This morning, I was in the First Class Lounge at Euston station ("ooo, get me!" etc) and popped to the bathroom before my train was due to leave. I opened the door, and the gents was dark. So, I thought, maybe it's one of those "motion detector" arrangements where the lights come on in response to somebody jiggling about in front of a little magic eye. So I gingerly stepped into the gents and flung my arms around trying to get the lights to come on. I didn't want to move so far away from the door that it would close behind me, as I wasn't sure I'd be able to find it again in the dark. Still nothing. So I wandered around to the front desk, and asked if they could switch the lights on. I was told to walk in there, and the lights would magically come on. In fact, the guy from the front desk came around with me and walked boldly in. He had to walk in at least 10ft away from the door before the lights came on - did they really expect anyone v

Why I'm not running the marathon

If you follow me on Twitter, then you’re probably familiar with my frequent tweets about running. I was never much of a runner until recently, but in the past year or so, it wouldn’t be much of an exaggeration to say that I’ve become addicted to running. I aim to do a 20 mile+ run every Sunday, and try to squeeze in a couple of gentle 10km jogs during the week, too. Almost every time I write something on Twitter after one of my long Sunday runs at least one person will ask if I’m training for a marathon – and if not, why I don’t consider doing one. The answer to the first question is a simple “no”; the answer to the second is a little more complex. A few years ago, I did consider entering the London Marathon for charity. I told family and friends I was going to enter and then never did.
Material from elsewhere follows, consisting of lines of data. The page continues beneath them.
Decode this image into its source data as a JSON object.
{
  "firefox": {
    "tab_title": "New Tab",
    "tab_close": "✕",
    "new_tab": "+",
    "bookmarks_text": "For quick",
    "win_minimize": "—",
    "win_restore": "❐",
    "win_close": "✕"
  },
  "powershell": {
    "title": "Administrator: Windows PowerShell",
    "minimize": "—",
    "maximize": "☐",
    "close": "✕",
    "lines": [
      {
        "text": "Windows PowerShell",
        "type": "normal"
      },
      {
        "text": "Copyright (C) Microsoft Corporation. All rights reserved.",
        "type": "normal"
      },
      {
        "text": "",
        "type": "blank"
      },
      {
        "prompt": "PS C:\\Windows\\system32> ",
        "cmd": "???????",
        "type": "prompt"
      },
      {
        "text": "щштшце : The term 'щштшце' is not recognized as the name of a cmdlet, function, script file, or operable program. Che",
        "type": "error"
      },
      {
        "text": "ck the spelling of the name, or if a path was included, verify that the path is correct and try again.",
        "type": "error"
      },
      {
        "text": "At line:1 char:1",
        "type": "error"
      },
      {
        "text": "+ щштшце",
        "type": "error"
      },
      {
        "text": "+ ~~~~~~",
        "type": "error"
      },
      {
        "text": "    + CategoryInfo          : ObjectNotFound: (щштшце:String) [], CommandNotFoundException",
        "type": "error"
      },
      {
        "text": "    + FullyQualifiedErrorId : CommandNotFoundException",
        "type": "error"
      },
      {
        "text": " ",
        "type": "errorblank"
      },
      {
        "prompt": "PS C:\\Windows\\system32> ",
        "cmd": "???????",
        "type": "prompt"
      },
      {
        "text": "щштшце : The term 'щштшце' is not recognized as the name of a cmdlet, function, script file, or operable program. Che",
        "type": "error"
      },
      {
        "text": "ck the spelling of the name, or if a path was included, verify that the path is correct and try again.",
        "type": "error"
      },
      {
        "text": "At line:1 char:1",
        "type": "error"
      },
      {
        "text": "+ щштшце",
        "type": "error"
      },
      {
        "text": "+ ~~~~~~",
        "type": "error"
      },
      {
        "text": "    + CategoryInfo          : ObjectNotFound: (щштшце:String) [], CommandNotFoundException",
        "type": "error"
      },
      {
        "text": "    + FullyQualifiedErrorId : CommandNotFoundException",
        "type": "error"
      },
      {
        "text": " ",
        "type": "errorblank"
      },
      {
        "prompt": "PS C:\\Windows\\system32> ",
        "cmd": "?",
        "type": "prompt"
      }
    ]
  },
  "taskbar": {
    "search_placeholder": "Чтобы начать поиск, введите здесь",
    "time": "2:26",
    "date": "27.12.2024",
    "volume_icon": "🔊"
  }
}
At the time, I think a lack of self-belief that I could ever run that distance was a large factor – but looming equally large over my decision not to enter was the knowledge that people would be